Second, the legal limit for THC in a driver’s system is lower than the legal limit for blood alcohol content (BAC). In New York, a driver with a THC level of 5 nanograms or more per milliliter of blood is considered impaired and can be charged with a marijuana DUI, while a driver with a BAC of .08% or higher is considered legally intoxicated and can be charged with an alcohol DUI.
Third, the penalties for New York marijuana DUI are generally less severe than those for an alcohol DUI. While a first-time alcohol DUI can result in a driver’s license suspension of up to six months, a first-time marijuana DUI can result in a minimum six-month suspension.
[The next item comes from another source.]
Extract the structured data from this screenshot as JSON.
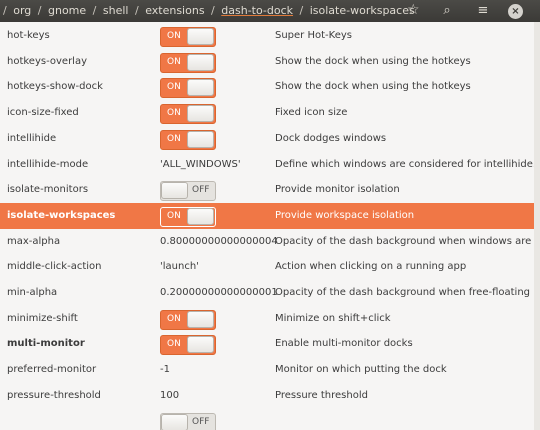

Additionally, while a first-time alcohol DUI can result in up to one year in jail, a first-time marijuana DUI can result in up to 15 days in jail.
Despite these differences, it is important to note that both alcohol and marijuana DUI is taken seriously in New York, and can result in serious consequences, including fines, jail time, and driver’s license suspension or revocation. It is always important to make safe choices when operating a vehicle and to never drive under the influence of drugs or alcohol.
Talk To A Lawyer
With the legalization of marijuana in New York, the issue of marijuana DUI has become more prevalent. While there are similarities between alcohol and marijuana DUI, there are also important differences in how these charges are prosecuted and punished.
If you are facing a marijuana DUI charge in New York, it is essential to seek the advice of an experienced criminal defense attorney. An attorney can help you understand your legal rights, challenge the evidence against you, and work to mitigate the consequences of a conviction.
Furthermore, if you have been involved in a marijuana-related accident that has caused injury or property damage, it is critical to speak with a New York City marijuana DWI attorney as soon as possible. The consequences of such an incident can be severe, and having a knowledgeable attorney on your side can help ensure that your legal rights are protected.
Ultimately, the best way to avoid a marijuana DUI charge is to make safe choices when operating a vehicle. If you choose to consume marijuana, it is important to do so responsibly and never get behind the wheel while under the influence. By taking these steps, you can help keep yourself and others safe and avoid the serious consequences of a marijuana DUI charge.